# Task to carry out
Go line by line through the records below. Copy whichever lines contain the string "desc".

Entries from a dataset of interfaces

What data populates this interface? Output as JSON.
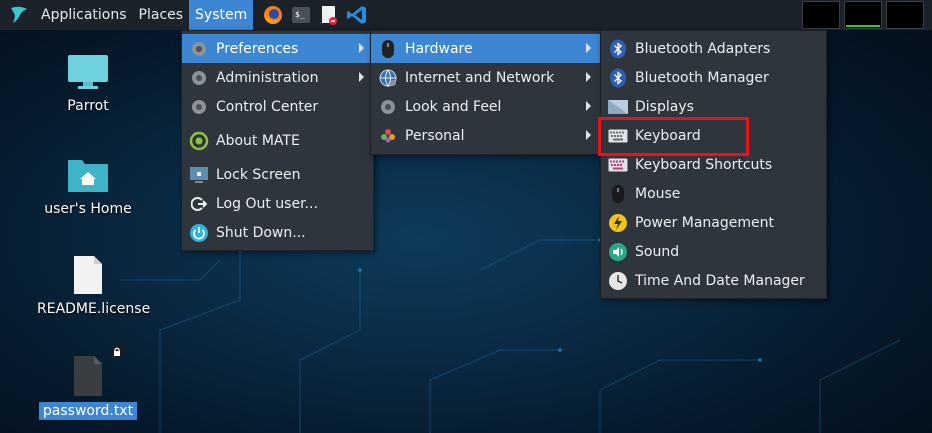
{
  "panel": {
    "menus": [
      "Applications",
      "Places",
      "System"
    ],
    "active_menu": "System",
    "launchers": [
      "firefox-icon",
      "terminal-icon",
      "text-editor-icon",
      "vscode-icon"
    ]
  },
  "desktop": {
    "icons": [
      {
        "label": "Parrot",
        "icon": "computer-icon"
      },
      {
        "label": "user's Home",
        "icon": "home-folder-icon"
      },
      {
        "label": "README.license",
        "icon": "document-icon"
      },
      {
        "label": "password.txt",
        "icon": "locked-file-icon",
        "selected": true
      }
    ]
  },
  "system_menu": {
    "items": [
      {
        "label": "Preferences",
        "icon": "gear-icon",
        "submenu": true,
        "highlighted": true
      },
      {
        "label": "Administration",
        "icon": "gear-icon",
        "submenu": true
      },
      {
        "label": "Control Center",
        "icon": "gear-icon"
      },
      {
        "label": "About MATE",
        "icon": "mate-logo-icon"
      },
      {
        "label": "Lock Screen",
        "icon": "lock-screen-icon"
      },
      {
        "label": "Log Out user...",
        "icon": "logout-icon"
      },
      {
        "label": "Shut Down...",
        "icon": "power-icon"
      }
    ]
  },
  "preferences_menu": {
    "items": [
      {
        "label": "Hardware",
        "icon": "mouse-icon",
        "submenu": true,
        "highlighted": true
      },
      {
        "label": "Internet and Network",
        "icon": "globe-icon",
        "submenu": true
      },
      {
        "label": "Look and Feel",
        "icon": "gear-icon",
        "submenu": true
      },
      {
        "label": "Personal",
        "icon": "flower-icon",
        "submenu": true
      }
    ]
  },
  "hardware_menu": {
    "items": [
      {
        "label": "Bluetooth Adapters",
        "icon": "bluetooth-icon"
      },
      {
        "label": "Bluetooth Manager",
        "icon": "bluetooth-icon"
      },
      {
        "label": "Displays",
        "icon": "display-icon"
      },
      {
        "label": "Keyboard",
        "icon": "keyboard-icon",
        "annotated": true
      },
      {
        "label": "Keyboard Shortcuts",
        "icon": "keyboard-shortcuts-icon"
      },
      {
        "label": "Mouse",
        "icon": "mouse-icon"
      },
      {
        "label": "Power Management",
        "icon": "power-management-icon"
      },
      {
        "label": "Sound",
        "icon": "sound-icon"
      },
      {
        "label": "Time And Date Manager",
        "icon": "clock-icon"
      }
    ]
  },
  "colors": {
    "highlight": "#3d86d4",
    "menu_bg": "#2f353d",
    "panel_bg": "#1b222a",
    "annotation": "#e8131a"
  }
}
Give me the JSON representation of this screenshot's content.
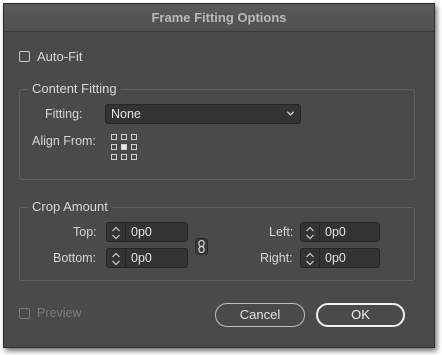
{
  "dialog": {
    "title": "Frame Fitting Options"
  },
  "auto_fit": {
    "label": "Auto-Fit",
    "checked": false
  },
  "content_fitting": {
    "title": "Content Fitting",
    "fitting_label": "Fitting:",
    "fitting_value": "None",
    "align_from_label": "Align From:",
    "align_from_selected": "center"
  },
  "crop_amount": {
    "title": "Crop Amount",
    "top": {
      "label": "Top:",
      "value": "0p0"
    },
    "bottom": {
      "label": "Bottom:",
      "value": "0p0"
    },
    "left": {
      "label": "Left:",
      "value": "0p0"
    },
    "right": {
      "label": "Right:",
      "value": "0p0"
    },
    "link_icon": "chain-link-icon"
  },
  "preview": {
    "label": "Preview",
    "checked": false,
    "enabled": false
  },
  "buttons": {
    "cancel": "Cancel",
    "ok": "OK"
  },
  "colors": {
    "background": "#4a4a4a",
    "field": "#333333",
    "title_bar": "#505050"
  }
}
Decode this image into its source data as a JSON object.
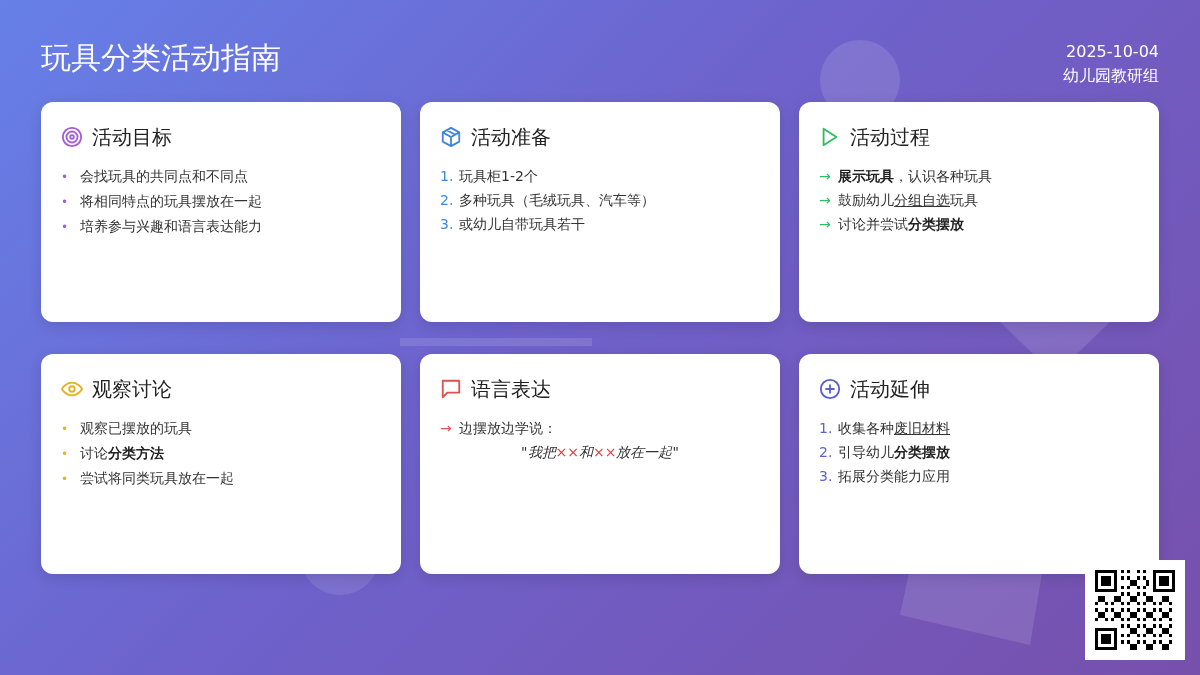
{
  "title": "玩具分类活动指南",
  "meta": [
    "2025-10-04",
    "幼儿园教研组"
  ],
  "cards": [
    {
      "title": "活动目标",
      "color": "#a35bd6",
      "items": [
        {
          "kind": "bullet",
          "marker": "•",
          "segments": [
            {
              "text": "会找玩具的共同点和不同点",
              "underlined": false,
              "highlighted": false
            }
          ]
        },
        {
          "kind": "bullet",
          "marker": "•",
          "segments": [
            {
              "text": "将相同特点的玩具摆放在一起",
              "underlined": false,
              "highlighted": false
            }
          ]
        },
        {
          "kind": "bullet",
          "marker": "•",
          "segments": [
            {
              "text": "培养参与兴趣和语言表达能力",
              "underlined": false,
              "highlighted": false
            }
          ]
        }
      ]
    },
    {
      "title": "活动准备",
      "color": "#3f86de",
      "items": [
        {
          "kind": "number",
          "marker": "1.",
          "segments": [
            {
              "text": "玩具柜1-2个",
              "underlined": false,
              "highlighted": false
            }
          ]
        },
        {
          "kind": "number",
          "marker": "2.",
          "segments": [
            {
              "text": "多种玩具（毛绒玩具、汽车等）",
              "underlined": false,
              "highlighted": false
            }
          ]
        },
        {
          "kind": "number",
          "marker": "3.",
          "segments": [
            {
              "text": "或幼儿自带玩具若干",
              "underlined": false,
              "highlighted": false
            }
          ]
        }
      ]
    },
    {
      "title": "活动过程",
      "color": "#2fbf5f",
      "items": [
        {
          "kind": "arrow",
          "marker": "→",
          "segments": [
            {
              "text": "**展示玩具**，认识各种玩具",
              "underlined": false,
              "highlighted": false
            }
          ]
        },
        {
          "kind": "arrow",
          "marker": "→",
          "segments": [
            {
              "text": "鼓励幼儿",
              "underlined": false,
              "highlighted": false
            },
            {
              "text": "分组自选",
              "underlined": true,
              "highlighted": false
            },
            {
              "text": "玩具",
              "underlined": false,
              "highlighted": false
            }
          ]
        },
        {
          "kind": "arrow",
          "marker": "→",
          "segments": [
            {
              "text": "讨论并尝试**分类摆放**",
              "underlined": false,
              "highlighted": false
            }
          ]
        }
      ]
    },
    {
      "title": "观察讨论",
      "color": "#e2b420",
      "items": [
        {
          "kind": "bullet",
          "marker": "•",
          "segments": [
            {
              "text": "观察已摆放的玩具",
              "underlined": false,
              "highlighted": false
            }
          ]
        },
        {
          "kind": "bullet",
          "marker": "•",
          "segments": [
            {
              "text": "讨论**分类方法**",
              "underlined": false,
              "highlighted": false
            }
          ]
        },
        {
          "kind": "bullet",
          "marker": "•",
          "segments": [
            {
              "text": "尝试将同类玩具放在一起",
              "underlined": false,
              "highlighted": false
            }
          ]
        }
      ]
    },
    {
      "title": "语言表达",
      "color": "#d9534f",
      "items": [
        {
          "kind": "arrow",
          "marker": "→",
          "segments": [
            {
              "text": "边摆放边学说：",
              "underlined": false,
              "highlighted": false
            }
          ]
        },
        {
          "kind": "quote",
          "segments": [
            {
              "text": "\"*我把*",
              "underlined": false,
              "highlighted": false
            },
            {
              "text": "××",
              "underlined": false,
              "highlighted": true
            },
            {
              "text": "*和*",
              "underlined": false,
              "highlighted": false
            },
            {
              "text": "××",
              "underlined": false,
              "highlighted": true
            },
            {
              "text": "*放在一起*\"",
              "underlined": false,
              "highlighted": false
            }
          ]
        }
      ]
    },
    {
      "title": "活动延伸",
      "color": "#5b5fd0",
      "items": [
        {
          "kind": "number",
          "marker": "1.",
          "segments": [
            {
              "text": "收集各种",
              "underlined": false,
              "highlighted": false
            },
            {
              "text": "废旧材料",
              "underlined": true,
              "highlighted": false
            }
          ]
        },
        {
          "kind": "number",
          "marker": "2.",
          "segments": [
            {
              "text": "引导幼儿**分类摆放**",
              "underlined": false,
              "highlighted": false
            }
          ]
        },
        {
          "kind": "number",
          "marker": "3.",
          "segments": [
            {
              "text": "拓展分类能力应用",
              "underlined": false,
              "highlighted": false
            }
          ]
        }
      ]
    }
  ]
}
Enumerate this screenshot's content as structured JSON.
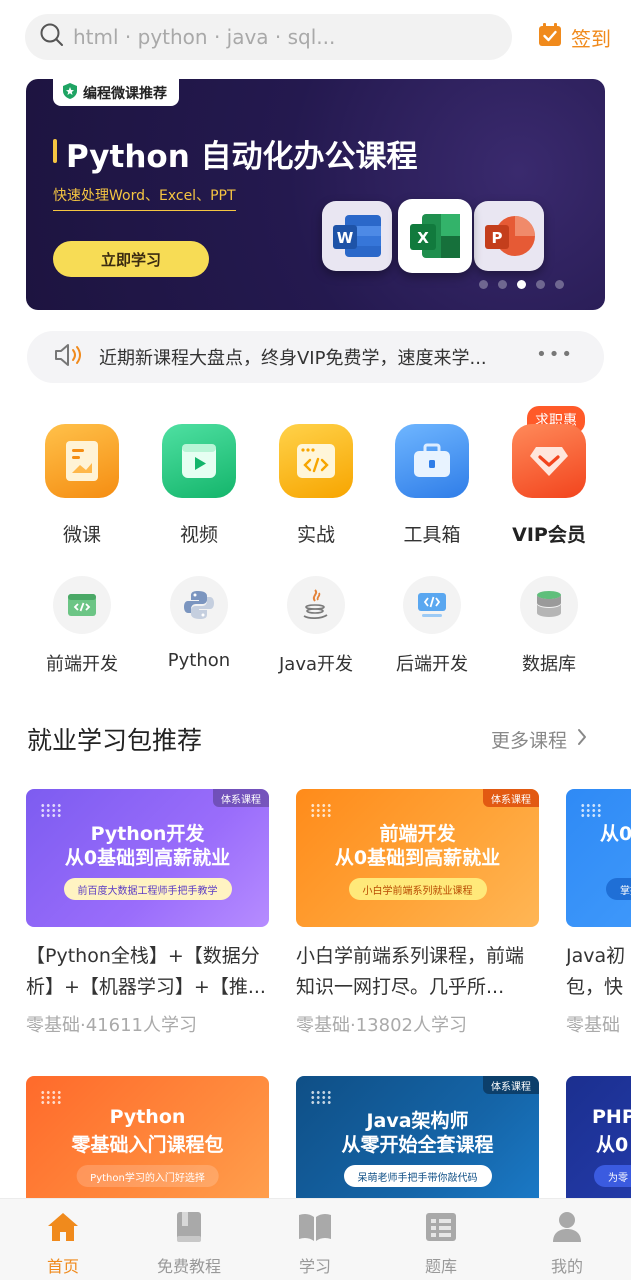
{
  "search": {
    "placeholder": "html · python · java · sql..."
  },
  "checkin": {
    "label": "签到"
  },
  "banner": {
    "tag": "编程微课推荐",
    "title": "Python 自动化办公课程",
    "subtitle": "快速处理Word、Excel、PPT",
    "cta": "立即学习",
    "apps": [
      "W",
      "X",
      "P"
    ],
    "slide_count": 5,
    "active_slide": 3
  },
  "notice": {
    "text": "近期新课程大盘点，终身VIP免费学，速度来学...",
    "more": "•••"
  },
  "main_nav": [
    {
      "label": "微课",
      "icon": "document-icon",
      "color": "#f7a21b"
    },
    {
      "label": "视频",
      "icon": "video-icon",
      "color": "#1fc27a"
    },
    {
      "label": "实战",
      "icon": "code-window-icon",
      "color": "#f9b208"
    },
    {
      "label": "工具箱",
      "icon": "toolbox-icon",
      "color": "#3b8cf0"
    },
    {
      "label": "VIP会员",
      "icon": "diamond-icon",
      "color": "#ff5a29",
      "badge": "求职惠"
    }
  ],
  "categories": [
    {
      "label": "前端开发",
      "icon": "frontend-icon"
    },
    {
      "label": "Python",
      "icon": "python-icon"
    },
    {
      "label": "Java开发",
      "icon": "java-icon"
    },
    {
      "label": "后端开发",
      "icon": "backend-icon"
    },
    {
      "label": "数据库",
      "icon": "database-icon"
    }
  ],
  "section": {
    "title": "就业学习包推荐",
    "more": "更多课程"
  },
  "courses_row1": [
    {
      "kind": "体系课程",
      "line1": "Python开发",
      "line2": "从0基础到高薪就业",
      "pill": "前百度大数据工程师手把手教学",
      "desc": "【Python全栈】+【数据分析】+【机器学习】+【推...",
      "meta": "零基础·41611人学习",
      "theme": "purple"
    },
    {
      "kind": "体系课程",
      "line1": "前端开发",
      "line2": "从0基础到高薪就业",
      "pill": "小白学前端系列就业课程",
      "desc": "小白学前端系列课程，前端知识一网打尽。几乎所...",
      "meta": "零基础·13802人学习",
      "theme": "orange"
    },
    {
      "kind": "",
      "line1": "从0",
      "line2": "",
      "pill": "掌握",
      "desc": "Java初包，快运",
      "meta": "零基础",
      "theme": "blue"
    }
  ],
  "courses_row2": [
    {
      "kind": "",
      "line1": "Python",
      "line2": "零基础入门课程包",
      "pill": "Python学习的入门好选择",
      "theme": "orange2"
    },
    {
      "kind": "体系课程",
      "line1": "Java架构师",
      "line2": "从零开始全套课程",
      "pill": "呆萌老师手把手带你敲代码",
      "theme": "navy"
    },
    {
      "kind": "",
      "line1": "PHP",
      "line2": "从0",
      "pill": "为零",
      "theme": "navy2"
    }
  ],
  "tabs": [
    {
      "label": "首页",
      "icon": "home-icon",
      "active": true
    },
    {
      "label": "免费教程",
      "icon": "book-icon",
      "active": false
    },
    {
      "label": "学习",
      "icon": "open-book-icon",
      "active": false
    },
    {
      "label": "题库",
      "icon": "question-bank-icon",
      "active": false
    },
    {
      "label": "我的",
      "icon": "user-icon",
      "active": false
    }
  ],
  "colors": {
    "accent": "#f08a1c",
    "banner_bg": "#1d1440",
    "banner_highlight": "#f5c542"
  }
}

# Problem solution
      "desc": "【Python全栈】+【数据分析】+【机器学习】+【推...",
      "desc": "小白学前端系列课程，前端知识一网打尽。几乎所...",
      "desc": "Java初包，快运",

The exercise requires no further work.